“Heroin” chicken legs and coleslaw
Hamburgers and asparagus
Bacon, sausage, leek, spinach and cheese quiche (two quiches) and salad
Yes, there are leftovers here that aren’t used in meals, plus a whole second quiche. There’s a reason behind this. I work from home. Leftovers, including the chicken and noodles I planned, are my lunches, together with salads.
Note that I’ve located the pot roast, the roast chicken, and the ham at the beginning of my schedule. I do this because I want the leftovers from those meals to use as my own lunches and as ingredients in other things throughout the week. However, for example, if I knew Paul was going to be working very late on Thursday, I might schedule the ham for Thursday, because it can happily sit in the crockpot, and by the time Paul gets home, I’m not going to feel like putting a lot of effort into cooking, so the turnip greens will be quick and easy. I’ve paired the hamburger and the asparagus because we love grilled asparagus and it’s handy to cook them both on the grill, but I could, if I chose, serve the asparagus with the chicken and make marinated grilled zucchini with the hamburgers. I also make sure that I’ve got enough ham and turnip greens to take some over to my parents, because they adore my crockpot ham and turnip greens. When I caramelize the onions to go in the shepherd’s pie, I’ll caramelize enough for the quiche, too, and pre-prep the leeks in the same skillet after I’ve removed the onions – that way I’ll have nothing to do for the quiche but assemble and cook it, which makes it extra easy for a lazy weekend lunch.

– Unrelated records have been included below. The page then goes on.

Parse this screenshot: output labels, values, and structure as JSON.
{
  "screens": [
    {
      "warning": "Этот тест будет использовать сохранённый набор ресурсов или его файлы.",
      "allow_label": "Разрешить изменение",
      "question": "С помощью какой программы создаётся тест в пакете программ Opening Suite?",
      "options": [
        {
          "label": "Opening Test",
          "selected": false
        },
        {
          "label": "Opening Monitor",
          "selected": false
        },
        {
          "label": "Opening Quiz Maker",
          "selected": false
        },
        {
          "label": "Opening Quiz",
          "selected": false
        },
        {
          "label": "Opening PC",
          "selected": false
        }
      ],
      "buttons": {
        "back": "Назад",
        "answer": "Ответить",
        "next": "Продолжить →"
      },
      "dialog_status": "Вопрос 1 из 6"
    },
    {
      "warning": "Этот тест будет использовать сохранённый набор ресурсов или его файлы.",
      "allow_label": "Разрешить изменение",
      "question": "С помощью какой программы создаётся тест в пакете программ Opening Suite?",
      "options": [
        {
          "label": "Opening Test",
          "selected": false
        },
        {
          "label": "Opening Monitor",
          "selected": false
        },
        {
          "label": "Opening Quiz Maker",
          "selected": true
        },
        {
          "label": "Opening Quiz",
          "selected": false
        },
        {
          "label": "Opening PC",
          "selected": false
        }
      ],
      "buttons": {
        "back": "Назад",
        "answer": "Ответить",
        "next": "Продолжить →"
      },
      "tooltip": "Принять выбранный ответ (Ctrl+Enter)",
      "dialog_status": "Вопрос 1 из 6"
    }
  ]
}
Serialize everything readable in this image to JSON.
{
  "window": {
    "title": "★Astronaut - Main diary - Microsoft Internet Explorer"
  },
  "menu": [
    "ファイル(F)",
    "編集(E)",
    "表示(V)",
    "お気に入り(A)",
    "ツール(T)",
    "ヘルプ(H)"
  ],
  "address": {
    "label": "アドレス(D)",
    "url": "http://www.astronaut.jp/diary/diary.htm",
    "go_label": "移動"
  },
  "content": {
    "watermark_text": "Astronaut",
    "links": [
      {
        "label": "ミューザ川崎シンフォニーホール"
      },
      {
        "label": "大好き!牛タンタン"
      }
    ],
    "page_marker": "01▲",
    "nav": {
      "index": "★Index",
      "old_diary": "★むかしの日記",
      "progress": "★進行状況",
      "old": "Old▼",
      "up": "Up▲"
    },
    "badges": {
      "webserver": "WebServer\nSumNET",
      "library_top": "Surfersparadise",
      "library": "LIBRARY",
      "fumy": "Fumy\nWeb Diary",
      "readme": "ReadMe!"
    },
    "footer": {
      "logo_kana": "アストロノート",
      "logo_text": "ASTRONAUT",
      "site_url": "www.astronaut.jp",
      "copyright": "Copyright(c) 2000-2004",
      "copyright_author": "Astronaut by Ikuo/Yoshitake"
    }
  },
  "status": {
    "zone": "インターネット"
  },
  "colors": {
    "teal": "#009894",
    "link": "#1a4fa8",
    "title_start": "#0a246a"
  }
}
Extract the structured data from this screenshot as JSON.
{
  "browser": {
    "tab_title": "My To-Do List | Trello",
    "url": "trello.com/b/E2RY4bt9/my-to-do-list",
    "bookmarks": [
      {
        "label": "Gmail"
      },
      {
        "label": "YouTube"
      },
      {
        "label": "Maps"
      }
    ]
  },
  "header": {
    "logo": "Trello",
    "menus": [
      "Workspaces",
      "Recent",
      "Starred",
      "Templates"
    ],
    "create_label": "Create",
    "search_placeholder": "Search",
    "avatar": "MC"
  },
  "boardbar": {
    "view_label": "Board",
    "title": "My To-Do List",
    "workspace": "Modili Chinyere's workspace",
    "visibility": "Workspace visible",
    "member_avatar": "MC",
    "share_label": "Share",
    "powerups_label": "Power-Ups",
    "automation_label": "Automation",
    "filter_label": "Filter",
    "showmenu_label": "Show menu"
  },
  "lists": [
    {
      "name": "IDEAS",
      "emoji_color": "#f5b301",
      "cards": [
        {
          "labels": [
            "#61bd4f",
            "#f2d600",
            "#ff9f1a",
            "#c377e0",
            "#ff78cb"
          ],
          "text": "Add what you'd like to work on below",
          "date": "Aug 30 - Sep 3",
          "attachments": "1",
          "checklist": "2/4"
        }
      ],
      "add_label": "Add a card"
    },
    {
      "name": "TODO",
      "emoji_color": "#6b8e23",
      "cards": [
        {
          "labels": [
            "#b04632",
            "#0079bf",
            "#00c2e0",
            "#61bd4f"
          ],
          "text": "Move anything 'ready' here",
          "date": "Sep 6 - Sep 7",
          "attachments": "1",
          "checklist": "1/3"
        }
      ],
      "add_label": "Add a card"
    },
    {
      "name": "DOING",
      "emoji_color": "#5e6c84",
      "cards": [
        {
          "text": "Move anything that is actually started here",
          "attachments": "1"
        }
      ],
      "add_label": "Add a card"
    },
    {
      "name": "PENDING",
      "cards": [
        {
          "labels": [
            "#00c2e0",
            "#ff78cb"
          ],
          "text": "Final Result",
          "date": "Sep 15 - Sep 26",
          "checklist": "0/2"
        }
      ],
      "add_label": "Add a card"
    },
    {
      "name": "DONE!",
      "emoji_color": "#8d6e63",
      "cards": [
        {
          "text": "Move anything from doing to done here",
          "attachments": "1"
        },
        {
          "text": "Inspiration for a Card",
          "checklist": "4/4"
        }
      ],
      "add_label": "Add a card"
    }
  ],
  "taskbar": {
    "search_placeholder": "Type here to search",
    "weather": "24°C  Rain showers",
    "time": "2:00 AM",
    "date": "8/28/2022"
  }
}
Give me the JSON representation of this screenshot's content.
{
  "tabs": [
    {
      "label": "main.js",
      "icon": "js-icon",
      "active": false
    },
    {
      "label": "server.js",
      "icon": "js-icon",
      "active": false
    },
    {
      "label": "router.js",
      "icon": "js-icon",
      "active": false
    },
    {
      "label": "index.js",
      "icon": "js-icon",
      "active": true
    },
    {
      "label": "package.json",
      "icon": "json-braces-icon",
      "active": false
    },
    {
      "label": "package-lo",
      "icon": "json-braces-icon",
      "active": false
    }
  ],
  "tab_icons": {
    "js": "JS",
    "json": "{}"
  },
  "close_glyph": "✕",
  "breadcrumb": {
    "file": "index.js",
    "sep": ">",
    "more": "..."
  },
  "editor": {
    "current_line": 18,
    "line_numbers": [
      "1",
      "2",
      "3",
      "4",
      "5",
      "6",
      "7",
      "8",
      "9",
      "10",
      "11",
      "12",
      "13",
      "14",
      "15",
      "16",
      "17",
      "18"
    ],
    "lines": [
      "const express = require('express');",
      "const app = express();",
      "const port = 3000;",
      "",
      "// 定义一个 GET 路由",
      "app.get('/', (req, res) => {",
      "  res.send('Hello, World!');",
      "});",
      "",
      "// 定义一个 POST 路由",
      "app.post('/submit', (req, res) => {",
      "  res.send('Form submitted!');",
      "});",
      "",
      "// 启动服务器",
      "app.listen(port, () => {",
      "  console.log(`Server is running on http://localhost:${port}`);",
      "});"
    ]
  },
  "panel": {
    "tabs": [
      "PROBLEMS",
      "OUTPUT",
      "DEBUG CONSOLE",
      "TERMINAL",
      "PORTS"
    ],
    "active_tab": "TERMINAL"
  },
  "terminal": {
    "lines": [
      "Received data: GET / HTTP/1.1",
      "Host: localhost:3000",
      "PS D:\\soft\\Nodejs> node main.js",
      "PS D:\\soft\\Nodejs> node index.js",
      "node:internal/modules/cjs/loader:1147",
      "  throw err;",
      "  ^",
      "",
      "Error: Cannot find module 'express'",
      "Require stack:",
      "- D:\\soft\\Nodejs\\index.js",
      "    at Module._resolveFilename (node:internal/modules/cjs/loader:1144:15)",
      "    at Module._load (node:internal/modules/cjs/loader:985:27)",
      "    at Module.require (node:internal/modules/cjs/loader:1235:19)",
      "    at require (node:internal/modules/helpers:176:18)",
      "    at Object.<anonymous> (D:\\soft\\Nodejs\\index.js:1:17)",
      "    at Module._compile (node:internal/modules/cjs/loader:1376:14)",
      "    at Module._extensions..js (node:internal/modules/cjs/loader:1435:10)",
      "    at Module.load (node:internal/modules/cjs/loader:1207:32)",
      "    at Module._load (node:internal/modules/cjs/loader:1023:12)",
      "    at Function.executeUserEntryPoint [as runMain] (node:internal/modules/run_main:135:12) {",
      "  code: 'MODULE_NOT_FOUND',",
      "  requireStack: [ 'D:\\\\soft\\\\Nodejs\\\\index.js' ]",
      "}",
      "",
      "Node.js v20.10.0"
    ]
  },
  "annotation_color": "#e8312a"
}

By and large, Paul and I are “meat and veg” or “meat, veg and salad” eaters, but I’ll throw in a little extra variety – Meijer has chayote at a decent price, so I’ll make a pan of mock apple brown betty for a vegetable “dessert” with the pot roast. Mac and cheese made with shirataki noodles will make a second side with the ham and turnip greens. My extra head of cauliflower will make Cauliflower “rice pilaf” to go with the chicken legs. I’ll make flaxmeal pancakes for our dinner “breakfast” and MIM buns for our hamburgers. All these extra touches take little effort, but they’re what make the difference between a frugal, healthy meal and a wonderful frugal, healthy meal.
You can see how I’ve planned my menus not only around what’s cheap at the store, but also to minimize work on my part, and to take into account my and Paul’s schedules as well. I’ve saved myself a lot of money and time – no last-minute emergency runs to the store – and I know exactly what to fix and when, and I’ve planned in treats to make sure I’m not tempted to stray. Just that small bit of pre-planning has eliminated unnecessary spending, stress and waste, and assured my lunches for the week as well.